Filing bankruptcy is generally a last resort, reserved for only the most dire of financial situations. Typically, an individual files for bankruptcy only when all other alternatives have been exhausted.
When contemplating a bankruptcy filing, a thorough review of your financial situation must be undertaken. Prepare a realistic budget, taking into account your monthly take-home pay and outstanding liabilities, including your house payment, car payment(s), utilities, food and groceries, healthcare expenditures, car maintenance, and gas. When determining the amount of resources needed to allocate to each expenditure, be sure to reference past bills for accuracy reasons.
Once an accurate budget is prepared, you can gauge how much disposable income will be available to pay outstanding credit card and long-term debts.

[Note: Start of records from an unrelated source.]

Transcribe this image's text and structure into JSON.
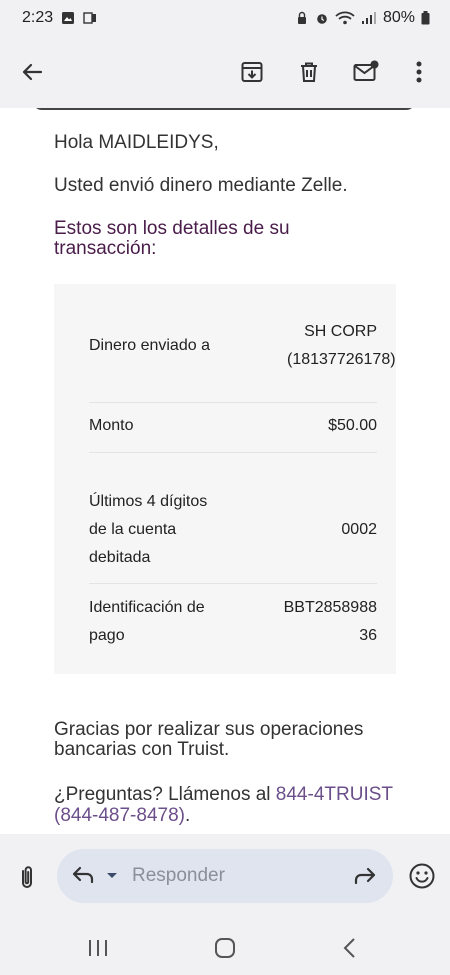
{
  "status_bar": {
    "time": "2:23",
    "battery": "80%"
  },
  "app_bar": {
    "back_icon": "arrow-left-icon",
    "archive_icon": "archive-icon",
    "delete_icon": "trash-icon",
    "mark_unread_icon": "mail-unread-icon",
    "more_icon": "more-vert-icon"
  },
  "email": {
    "greeting": "Hola MAIDLEIDYS,",
    "sent_line": "Usted envió dinero mediante Zelle.",
    "details_title": "Estos son los detalles de su transacción:",
    "rows": [
      {
        "label": "Dinero enviado a",
        "value": "SH CORP (18137726178)"
      },
      {
        "label": "Monto",
        "value": "$50.00"
      },
      {
        "label": "Últimos 4 dígitos de la cuenta debitada",
        "value": "0002"
      },
      {
        "label": "Identificación de pago",
        "value": "BBT285898836"
      }
    ],
    "thanks": "Gracias por realizar sus operaciones bancarias con Truist.",
    "questions_prefix": "¿Preguntas? Llámenos al ",
    "questions_phone": "844-4TRUIST (844-487-8478)",
    "questions_suffix": "."
  },
  "reply_bar": {
    "placeholder": "Responder"
  },
  "colors": {
    "title_purple": "#4a1c4a",
    "link_purple": "#6b4f8a",
    "pill": "#dfe4ef"
  }
}
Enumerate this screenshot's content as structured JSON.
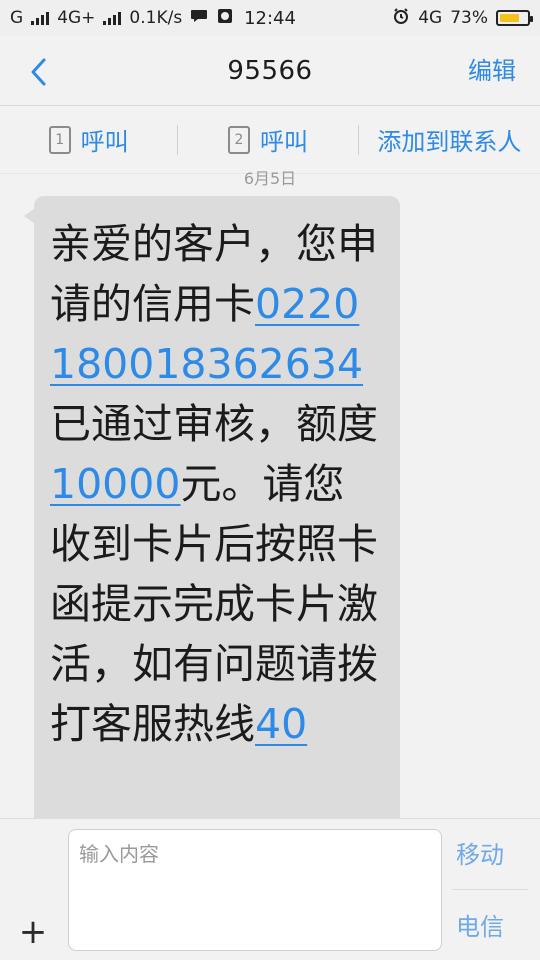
{
  "status_bar": {
    "left": {
      "carrier_g": "G",
      "network": "4G+",
      "speed": "0.1K/s"
    },
    "time": "12:44",
    "right": {
      "network": "4G",
      "battery_percent": "73%",
      "battery_level": 0.73
    }
  },
  "header": {
    "title": "95566",
    "edit_label": "编辑"
  },
  "actions": {
    "call1_sim": "1",
    "call1_label": "呼叫",
    "call2_sim": "2",
    "call2_label": "呼叫",
    "add_contact_label": "添加到联系人"
  },
  "conversation": {
    "date": "6月5日",
    "message": {
      "part1": "亲爱的客户，您申请的信用卡",
      "card_number": "0220180018362634",
      "part2": "已通过审核，额度",
      "amount": "10000",
      "part3": "元。请您收到卡片后按照卡函提示完成卡片激活，如有问题请拨打客服热线",
      "hotline_partial": "40"
    }
  },
  "composer": {
    "placeholder": "输入内容",
    "sim_top": "移动",
    "sim_bottom": "电信"
  },
  "colors": {
    "accent": "#2d8ae6",
    "bubble": "#dcdcdc",
    "background": "#f2f2f2"
  }
}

Discretionary Income Available
If discretionary income is available, you should seek the help of a credit counseling agency. A credit counselor will help to devise a plan in which to pay your credit card debt and long-term liabilities. If your debts are exorbitant and cannot realistically be paid within 36-60 months, you should seriously consider filing bankruptcy. For individuals in this situation, a Chapter 13 Bankruptcy filing would be the preferred method. In a Chapter 13 filing, a plan is drafted in which your creditors are reimbursed based on a manageable, interest-free payment plan.

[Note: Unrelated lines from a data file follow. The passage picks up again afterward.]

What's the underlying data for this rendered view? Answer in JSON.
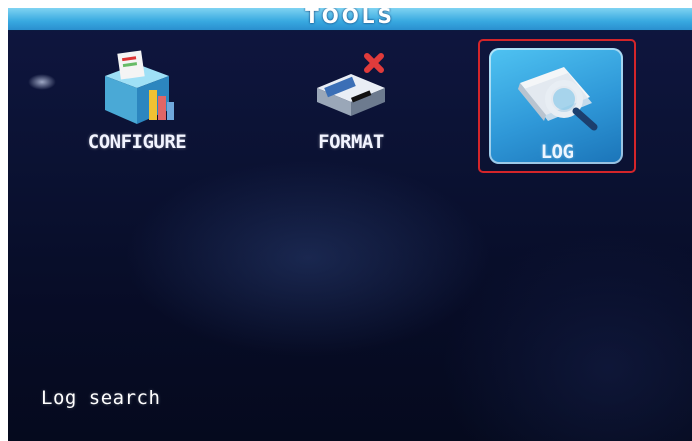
{
  "screen": {
    "title": "TOOLS"
  },
  "tools": [
    {
      "id": "configure",
      "label": "CONFIGURE",
      "icon": "configure-icon",
      "selected": false
    },
    {
      "id": "format",
      "label": "FORMAT",
      "icon": "format-icon",
      "selected": false
    },
    {
      "id": "log",
      "label": "LOG",
      "icon": "log-search-icon",
      "selected": true
    }
  ],
  "status": {
    "text": "Log search"
  },
  "colors": {
    "title_bar": "#38a9e0",
    "background": "#0b1233",
    "selection_border": "#d4252a",
    "selected_tile": "#2f98d8"
  }
}
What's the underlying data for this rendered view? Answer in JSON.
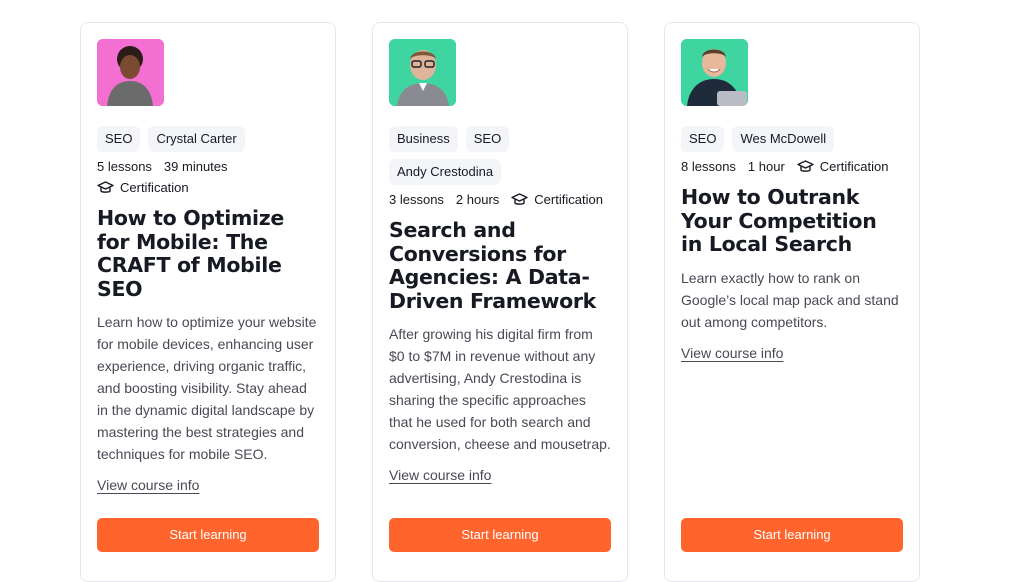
{
  "courses": [
    {
      "avatar_bg": "#F46FD2",
      "tags": [
        "SEO",
        "Crystal Carter"
      ],
      "lessons": "5 lessons",
      "duration": "39 minutes",
      "certification": "Certification",
      "title": "How to Optimize for Mobile: The CRAFT of Mobile SEO",
      "description": "Learn how to optimize your website for mobile devices, enhancing user experience, driving organic traffic, and boosting visibility. Stay ahead in the dynamic digital landscape by mastering the best strategies and techniques for mobile SEO.",
      "link": "View course info",
      "button": "Start learning"
    },
    {
      "avatar_bg": "#3FD5A0",
      "tags": [
        "Business",
        "SEO",
        "Andy Crestodina"
      ],
      "lessons": "3 lessons",
      "duration": "2 hours",
      "certification": "Certification",
      "title": "Search and Conversions for Agencies: A Data-Driven Framework",
      "description": "After growing his digital firm from $0 to $7M in revenue without any advertising, Andy Crestodina is sharing the specific approaches that he used for both search and conversion, cheese and mousetrap.",
      "link": "View course info",
      "button": "Start learning"
    },
    {
      "avatar_bg": "#3FD5A0",
      "tags": [
        "SEO",
        "Wes McDowell"
      ],
      "lessons": "8 lessons",
      "duration": "1 hour",
      "certification": "Certification",
      "title": "How to Outrank Your Competition in Local Search",
      "description": "Learn exactly how to rank on Google’s local map pack and stand out among competitors.",
      "link": "View course info",
      "button": "Start learning"
    }
  ],
  "colors": {
    "accent": "#FF642D",
    "tag_bg": "#F4F5F9",
    "text": "#171A22",
    "muted": "#484A54"
  }
}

No Discretionary Income Available
If after budgeting, no discretionary income is available, one should consider filing a Chapter 7 bankruptcy. In a Chapter 7 Bankruptcy filing, credit card and long term debt not secured by collateral is eliminated.
Reasons for Filing Bankruptcy
Reasons for filing bankruptcy are unique to each individual situation but can stem from unemployment, unexpected health/medical bills, divorce, or extraneous events beyond your control.